Description or Definition?
A ClassDescription contains a list of PropertyDescriptions, and a ClassDefinition contains a list of PropertyDefinitions. At first glance, these things look the same, but they are not. The descriptions are read-only and contain a subset of the information in definitions. You could think of the definitions as the more fundamental objects, with descriptions as a read-only "view". The similarity of the names often makes it hard for people to remember which is which. You might find it easier if you think about the corresponding verbs: descriptions are how things are described, and definitions are how you define things.
Why have both? In some contexts, the descriptions are a lighter-weight construct (because there is less data, but mostly because there is no bookkeeping apparatus associated with possible changes).

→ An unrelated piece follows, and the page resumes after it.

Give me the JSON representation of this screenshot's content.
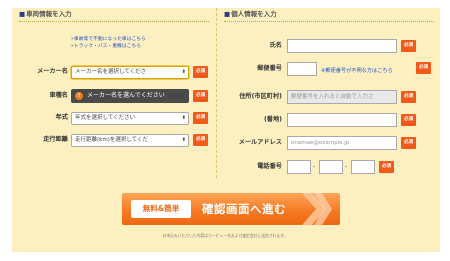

A big difference between the two is that definitions have access control, but descriptions do not. In security terms, anyone who has access to an ObjectStore has access to all of the ClassDescriptions in that ObjectStore. Since the descriptions are such a large subset of the information that is in the definitions, you would not be far wrong in thinking that anyone with access to an ObjectStore has read access to all of the ClassDefinitions. (That's not technically true, but it's functionally pretty close.) If everyone effectively has read access to the definition objects, why bother to put access control on them? The main reason is to control who can make changes to metadata. In other words, we want to control write access, and read access just comes along with it. It's rarely the case that the information in class and property metadata is so sensitive that you don't want anyone to even see it.
Sometimes people restrict read access to certain class definitions because they want to control who can use those classes in various ways. This does not usually give the desired results and often leads to confusing behavior in applications. Almost all activity that uses metadata uses the description objects that everyone can read. For those occasional application behaviors influenced by information in the definition (for example, can the current user instantiate a given class?), the applications usually need at least read access to the definitions anyway.
You will probably have an easier time of things if you make all of your definitions readable by anyone who has access to the containing ObjectStore. Use selective access only for permissions related to various kinds of updates.